    of macro and micro nutrient malnutrition amongst developing countries the need for anti-nutrient testing and ways to reduce them is in great demand.

    Different processing techniques are often utilized in order to reduce anti-nutritional factors (Embaby, 2010). Some processing techniques are performed on household level or domestically and others are performed on a larger scale in industry (Raes et al., 2014). Cooking is a common form of processing in plants that are consumed as a food source. Cooking causes changes in the phytochemistry of the traditional leafy vegetable affecting its bioaccessability and health benefit properties. The degree of these changes depend largely on the cooking methods as well as the traditional leafy vegetable (Ddhav et al., 2007).

    The proposed research initiative was to conduct a preliminary assessment of the anti-nutritional factors from an array of selected indigenous and underutilized South African traditional leafy vegetables and the effective processing time to minimize these anti-nutritional factors with a view to promote their utilization and contribute to the socio-economic development of the people living in areas where these plants are found.

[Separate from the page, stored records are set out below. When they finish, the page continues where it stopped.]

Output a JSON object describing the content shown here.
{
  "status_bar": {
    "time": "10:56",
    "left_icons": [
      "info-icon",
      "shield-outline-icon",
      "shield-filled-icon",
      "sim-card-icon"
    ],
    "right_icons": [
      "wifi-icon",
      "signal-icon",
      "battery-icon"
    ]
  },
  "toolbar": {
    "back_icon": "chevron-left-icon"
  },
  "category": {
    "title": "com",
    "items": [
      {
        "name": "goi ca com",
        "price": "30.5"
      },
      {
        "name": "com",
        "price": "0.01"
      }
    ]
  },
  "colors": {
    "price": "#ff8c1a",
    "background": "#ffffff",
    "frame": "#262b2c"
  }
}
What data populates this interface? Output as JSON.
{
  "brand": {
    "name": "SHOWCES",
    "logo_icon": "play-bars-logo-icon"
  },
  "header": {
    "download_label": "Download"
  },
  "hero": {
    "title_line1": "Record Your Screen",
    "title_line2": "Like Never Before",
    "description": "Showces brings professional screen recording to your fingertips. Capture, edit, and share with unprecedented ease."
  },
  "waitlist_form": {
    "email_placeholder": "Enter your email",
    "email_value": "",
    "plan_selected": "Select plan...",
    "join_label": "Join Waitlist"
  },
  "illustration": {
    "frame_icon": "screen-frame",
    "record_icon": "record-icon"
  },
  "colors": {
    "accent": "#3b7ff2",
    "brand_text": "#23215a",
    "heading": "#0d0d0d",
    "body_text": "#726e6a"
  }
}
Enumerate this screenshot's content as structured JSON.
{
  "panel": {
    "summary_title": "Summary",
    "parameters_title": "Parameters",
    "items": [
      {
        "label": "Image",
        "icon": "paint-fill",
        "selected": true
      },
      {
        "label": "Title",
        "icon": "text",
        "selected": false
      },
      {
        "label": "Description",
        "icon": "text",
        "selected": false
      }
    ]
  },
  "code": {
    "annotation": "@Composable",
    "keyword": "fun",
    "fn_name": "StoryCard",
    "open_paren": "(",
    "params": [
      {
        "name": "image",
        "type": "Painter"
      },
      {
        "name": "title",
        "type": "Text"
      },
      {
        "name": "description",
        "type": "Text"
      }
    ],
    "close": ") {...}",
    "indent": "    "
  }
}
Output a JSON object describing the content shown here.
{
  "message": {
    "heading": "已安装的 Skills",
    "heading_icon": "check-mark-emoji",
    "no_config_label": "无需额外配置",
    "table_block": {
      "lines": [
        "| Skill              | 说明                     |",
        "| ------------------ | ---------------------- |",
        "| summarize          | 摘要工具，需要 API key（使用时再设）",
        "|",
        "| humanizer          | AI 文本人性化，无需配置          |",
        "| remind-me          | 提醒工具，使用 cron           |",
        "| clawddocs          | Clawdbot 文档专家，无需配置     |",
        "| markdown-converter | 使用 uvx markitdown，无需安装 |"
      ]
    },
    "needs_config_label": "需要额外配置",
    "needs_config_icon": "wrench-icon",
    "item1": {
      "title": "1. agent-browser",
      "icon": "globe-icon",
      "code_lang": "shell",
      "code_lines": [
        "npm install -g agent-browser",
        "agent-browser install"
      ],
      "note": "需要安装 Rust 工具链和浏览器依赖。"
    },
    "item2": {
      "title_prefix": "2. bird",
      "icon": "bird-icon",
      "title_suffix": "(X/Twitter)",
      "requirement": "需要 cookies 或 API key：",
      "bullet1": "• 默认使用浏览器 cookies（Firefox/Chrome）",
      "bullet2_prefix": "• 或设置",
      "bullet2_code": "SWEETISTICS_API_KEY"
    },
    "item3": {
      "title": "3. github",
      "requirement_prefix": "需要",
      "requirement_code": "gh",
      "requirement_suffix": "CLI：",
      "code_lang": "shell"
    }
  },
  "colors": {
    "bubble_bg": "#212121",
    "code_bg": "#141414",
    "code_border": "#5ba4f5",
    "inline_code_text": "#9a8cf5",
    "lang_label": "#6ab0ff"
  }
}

    2 Materials and methods 2.1 Sample collection and preparation

    Anti-nutritional analyses (tannins, phytic acid, oxalic acid, alkaloids and cyanogenic glycoside) were conducted using the raw leaves and boiled leaves of thirteen traditional leafy vegetables. Table 1 indicates a brief overview of the traditional leafy vegetables used in the study. The plants were identified and sourced from general farm land during the months of January to March in Durban, Kwa-Zulu Natal, South Africa. Voucher specimens were housed in Ward Herbarium, Un